We acknowledge the work of Prof. Adrian Danek, Dr Benedikt Bader (Department of Neurology, Ludwig-Maximilians-Universität München, Germany) and Mrs G. Kwiatkowski (Department of Neuropathology, Ludwig-Maximilians-Universität München) in establishing the repository for the patient samples used in this study, as well as the support of the Advocacy for Neuroacanthocytosis Patients, the ERA-net E-Rare consortium EMINA (European Multidisciplinary Initiative on Neuroacanthocytosis; BMBF01GM1003) and all the collaborating clinicians who sent samples for analysis, particularly Paul Goldsmith, Naomi Lubarr and Ruth Walker. We are grateful to Bettina Schmid and Adrian Danek for comments on the manuscript. We also thank the Stony Brook Central Microscopy Facility for access to the confocal microscope and members of the Neiman Lab for helpful discussion.
Conceptualization: J.-S.P.; Methodology: J.-S.P.; Formal analysis: J.-S.P., Y.H., N.M.H., A.M.N.; Investigation: J.-S.P., Y.H., G.M.-M., A.M.N.; Resources: G.M.-M., A.M.N.; Writing - original draft: J.-S.P., A.M.N.; Writing - review & editing: J.-S.P., Y.H., N.M.H., G.M.-M.; Supervision: A.M.N.; Funding acquisition: A.M.N.
This work was supported by National Institutes of Health grant R01 GM720540 to A.M.N. Deposited in PMC for release after 12 months.
Peer review history
The peer review history is available online at https://journals.biologists.com/jcs/lookup/doi/10.1242/jcs.260227.reviewer-comments.pdf.

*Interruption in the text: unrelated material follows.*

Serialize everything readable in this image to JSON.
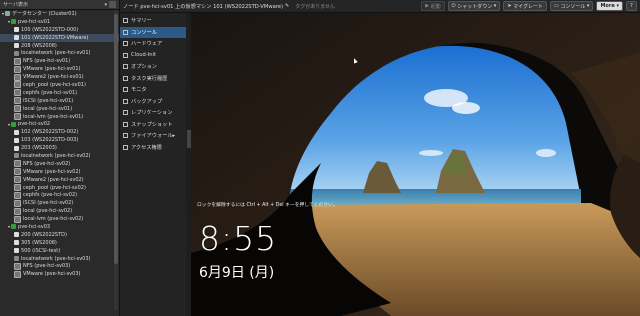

The authors declare no competing or financial interests.